Clearly, by allowing conditional expected returns to directly depend on individual asset characteristics, such as liquidity, market, size, and downside risk, asset pricing performance improves substantially compared to a standard factor pricing model. The average absolute pricing error decreases to a non-significant 0.61% annualised, against an annual 10.8% obtained by using observable risk factors.

Concluding Remarks

As a whole, this research contributes to a better understanding of the interplay between risk and reward within the context of cryptoasset markets. The results show that a low-dimensional factor structure (compared to the number of assets) driven by size, liquidity, market beta and downside risk explains a great deal of variation in the dynamics of cryptoasset returns. These findings are confirmed both in-sample and out-of-sample, as well as by using weekly returns observations.

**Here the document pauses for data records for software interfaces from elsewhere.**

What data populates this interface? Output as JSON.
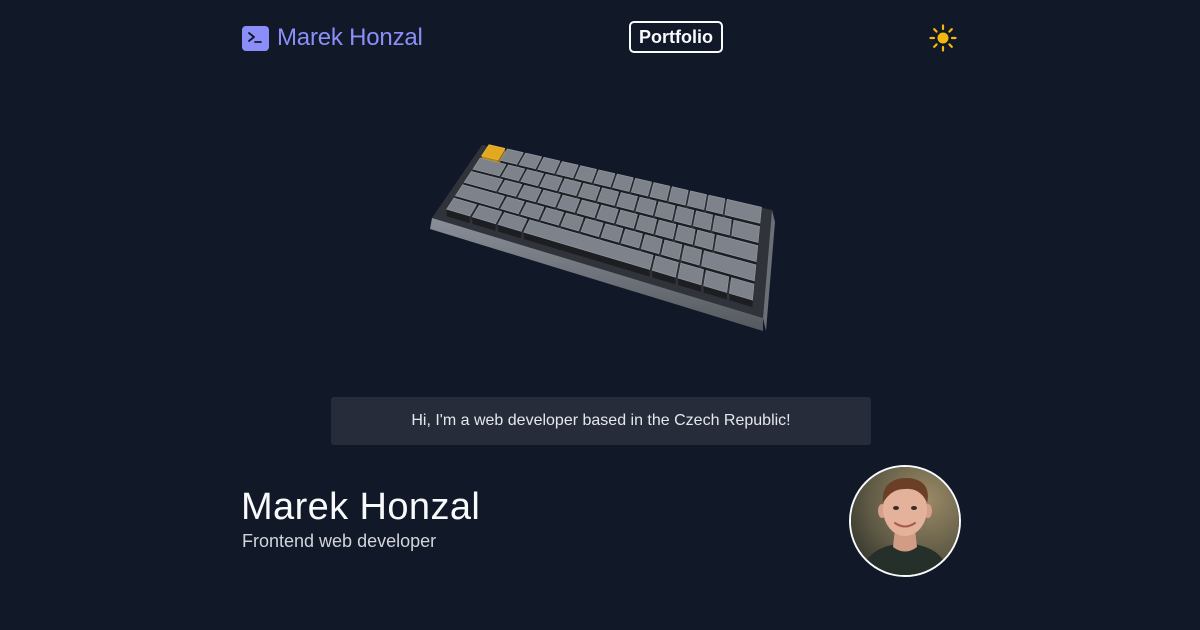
{
  "header": {
    "brand_name": "Marek Honzal",
    "nav_link": "Portfolio",
    "brand_icon": "terminal-icon",
    "theme_icon": "sun-icon"
  },
  "scene": {
    "description_icon": "keyboard-3d",
    "accent_key_color": "#e3a81f"
  },
  "intro": {
    "text": "Hi, I'm a web developer based in the Czech Republic!"
  },
  "profile": {
    "name": "Marek Honzal",
    "role": "Frontend web developer",
    "avatar_icon": "profile-photo"
  },
  "colors": {
    "background": "#111827",
    "accent": "#8b8ef8",
    "sun": "#f2b90d",
    "banner": "#262c3a"
  }
}
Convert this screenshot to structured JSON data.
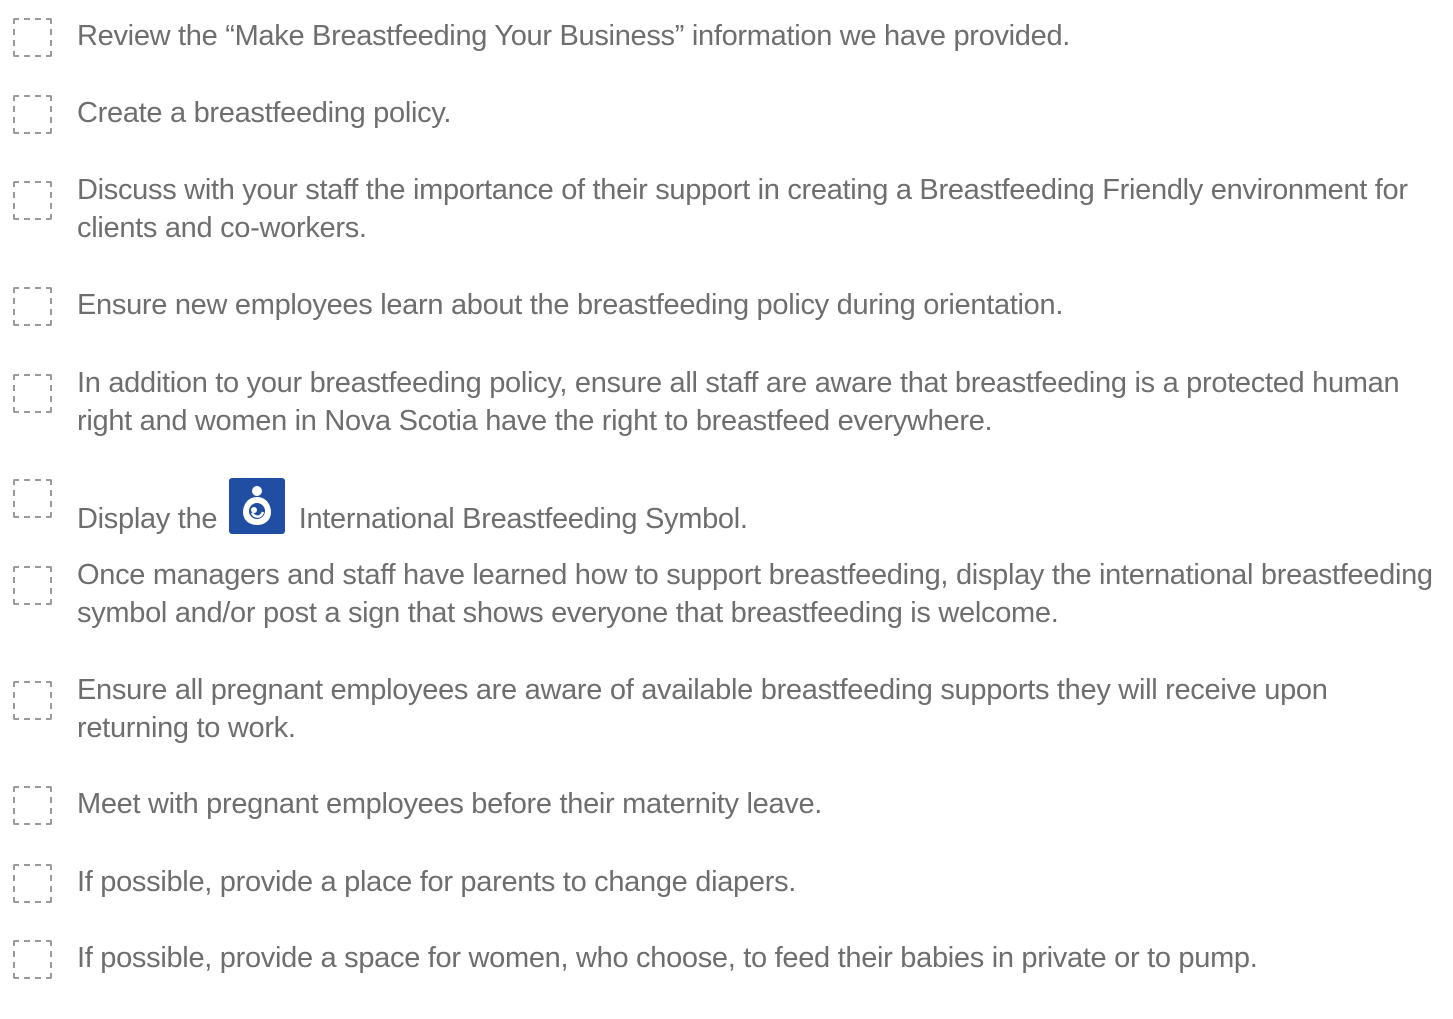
{
  "items": [
    "Review the “Make Breastfeeding Your Business” information we have provided.",
    "Create a breastfeeding policy.",
    "Discuss with your staff the importance of their support in creating a Breastfeeding Friendly environment for clients and co-workers.",
    "Ensure new employees learn about the breastfeeding policy during orientation.",
    "In addition to your breastfeeding policy, ensure all staff are aware that breastfeeding is a protected human right and women in Nova Scotia have the right to breastfeed everywhere.",
    {
      "before": "Display the",
      "after": "International Breastfeeding Symbol."
    },
    "Once managers and staff have learned how to support breastfeeding, display the international breastfeeding symbol and/or post a sign that shows everyone that breastfeeding is welcome.",
    "Ensure all pregnant employees are aware of available breastfeeding supports they will receive upon returning to work.",
    "Meet with pregnant employees before their maternity leave.",
    "If possible, provide a place for parents to change diapers.",
    "If possible, provide a space for women, who choose, to feed their babies in private or to pump."
  ],
  "icons": {
    "checkbox": "dashed-checkbox-icon",
    "breastfeeding_symbol": "international-breastfeeding-symbol-icon"
  },
  "colors": {
    "text": "#6e6e6e",
    "checkbox_border": "#9a9a9a",
    "symbol_background": "#1f4ea3"
  }
}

The paper is available online here


Eugene, Fama, and Kenneth French. "The cross-section of expected stock returns." Journal of Finance 47.2 (1992): 427-465.


1 Coinmarketcap, see https://coinmarketcap.com/

2 Fama,  E.  F.  and  French, K. R. (2015). A five-factor  asset  pricing  model. Journal  of  Financial Economics, 116(1):1–22

3 Chamberlain, G. and Rothschild, M. (1983). Arbitrage, factor structure, and mean-variance analysis on large asset markets. Econometrica (pre-1986), 51(5):1281

4 Connor, G. and Korajczyk, R. A. (1986). Performance measurement with the arbitrage pricing theory: A new framework for analysis. Journal of Financial Economics, 15(3):373–394

5 Kelly, B. T., Pruitt, S., and Su, Y. (2019). Characteristics are covariances: A unified model of risk and return. Journal of Financial Economics, 134(3):501–524.

6 Nagel, S. (2012). Evaporating liquidity. The Review of Financial Studies, 25(7):2005–2039.

7 Bianchi, D. and Dickerson, A. (2020). Trading volume in cryptocurrency markets. Working Paper.

8 Amihud, Y. (2002). Illiquidity and stock returns:  cross-section and time-series effects. Journal  of financial markets, 5(1):31–56.

9 Bianchi, D. and Babiak, M. (2021). A Factor model for cryptocurrency returns. Working paper. 


Aaro Capital is the trading name of Aaro Capital Limited (“Aaro”), a private limited company, registered in England and Wales with number 11419585, whose registered office is at 5th Floor 14-16 Dowgate Hill, London, United Kingdom, EC4R 2SU. Aaro is not authorised or regulated by the Malta Financial Services Authority ("MFSA") or any other financial regulator.

The material provided in this article is being provided for general informational purposes. Aaro does not provide, and does not hold itself out as providing, investment advice and the information provided in this article should not be relied upon or form the basis of any investment decision nor for the potential suitability of any particular investment. The figures shown in this article refer to the past or are provided as examples only. Past performance is not reliable indicator of future results.

This article may contain information about cryptoassets. Cryptoassets are at a developmental stage and anyone thinking about investing into these types of assets should be cautious and take appropriate advice in relation to the risks associated with these assets including (without limitation) volatility, total capital loss, and lack of regulation over certain market participants. While the directors of Aaro have used their reasonable endeavours to ensure the accuracy of the information contained in this article, neither Aaro Capital Limited nor its directors give any warranty or guarantee as to the accuracy and completeness of such information.

Please be sure to consult your own appropriately qualified financial advisor when making decisions regarding your own investments.